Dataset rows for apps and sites
================
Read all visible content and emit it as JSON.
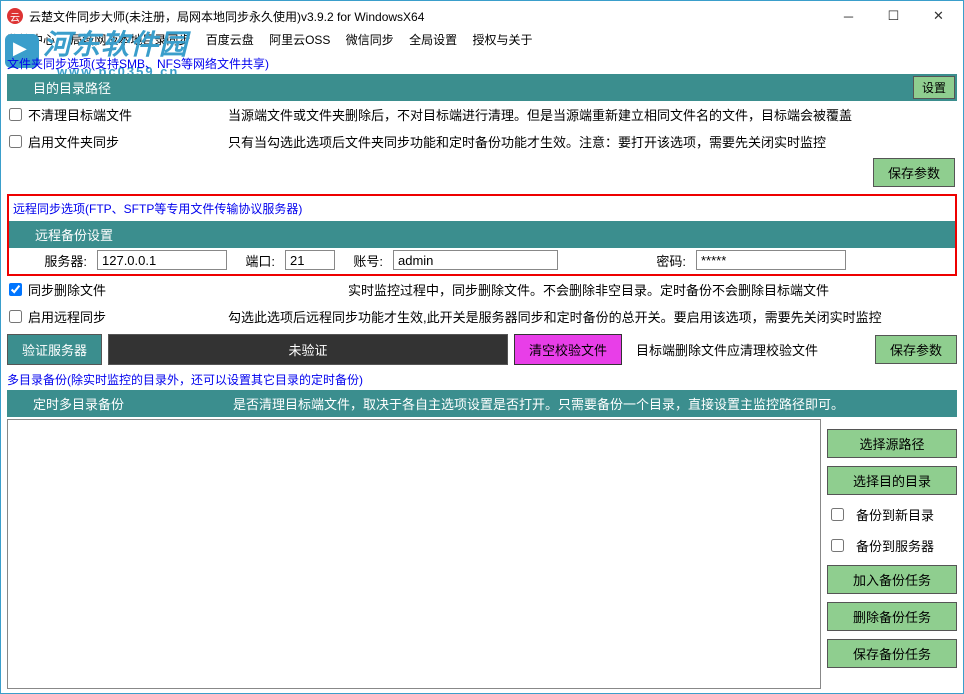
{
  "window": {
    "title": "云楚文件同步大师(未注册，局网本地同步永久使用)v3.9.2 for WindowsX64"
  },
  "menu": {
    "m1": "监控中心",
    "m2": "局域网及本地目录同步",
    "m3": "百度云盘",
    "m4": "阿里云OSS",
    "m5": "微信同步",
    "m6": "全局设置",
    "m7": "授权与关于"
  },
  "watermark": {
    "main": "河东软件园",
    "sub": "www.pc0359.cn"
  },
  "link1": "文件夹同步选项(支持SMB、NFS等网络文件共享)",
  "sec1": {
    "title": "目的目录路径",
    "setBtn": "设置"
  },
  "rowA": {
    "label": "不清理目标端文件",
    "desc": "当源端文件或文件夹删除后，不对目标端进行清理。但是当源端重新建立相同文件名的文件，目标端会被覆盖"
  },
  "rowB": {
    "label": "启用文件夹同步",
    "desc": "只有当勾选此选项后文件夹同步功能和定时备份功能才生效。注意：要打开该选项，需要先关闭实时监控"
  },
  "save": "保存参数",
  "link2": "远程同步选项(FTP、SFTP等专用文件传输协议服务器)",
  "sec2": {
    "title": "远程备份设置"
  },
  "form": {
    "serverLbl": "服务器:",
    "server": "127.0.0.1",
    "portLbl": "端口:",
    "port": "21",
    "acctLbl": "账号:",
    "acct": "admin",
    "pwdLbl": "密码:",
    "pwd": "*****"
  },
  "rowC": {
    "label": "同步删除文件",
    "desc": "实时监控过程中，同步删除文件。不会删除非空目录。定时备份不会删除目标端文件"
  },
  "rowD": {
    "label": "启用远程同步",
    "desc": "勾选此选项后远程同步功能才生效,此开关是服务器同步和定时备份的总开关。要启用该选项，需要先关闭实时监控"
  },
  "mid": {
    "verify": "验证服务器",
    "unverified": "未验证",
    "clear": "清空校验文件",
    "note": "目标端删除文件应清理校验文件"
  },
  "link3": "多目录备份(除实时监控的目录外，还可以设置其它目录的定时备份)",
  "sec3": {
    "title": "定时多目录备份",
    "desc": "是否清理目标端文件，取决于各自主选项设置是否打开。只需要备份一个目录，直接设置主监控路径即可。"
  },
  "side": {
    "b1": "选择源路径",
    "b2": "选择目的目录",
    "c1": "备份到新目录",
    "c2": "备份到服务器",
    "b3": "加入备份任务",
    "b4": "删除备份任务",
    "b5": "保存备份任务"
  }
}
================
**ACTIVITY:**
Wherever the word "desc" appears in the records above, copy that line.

**RESULT:**
    "desc": "当源端文件或文件夹删除后，不对目标端进行清理。但是当源端重新建立相同文件名的文件，目标端会被覆盖"
    "desc": "只有当勾选此选项后文件夹同步功能和定时备份功能才生效。注意：要打开该选项，需要先关闭实时监控"
    "desc": "实时监控过程中，同步删除文件。不会删除非空目录。定时备份不会删除目标端文件"
    "desc": "勾选此选项后远程同步功能才生效,此开关是服务器同步和定时备份的总开关。要启用该选项，需要先关闭实时监控"
    "desc": "是否清理目标端文件，取决于各自主选项设置是否打开。只需要备份一个目录，直接设置主监控路径即可。"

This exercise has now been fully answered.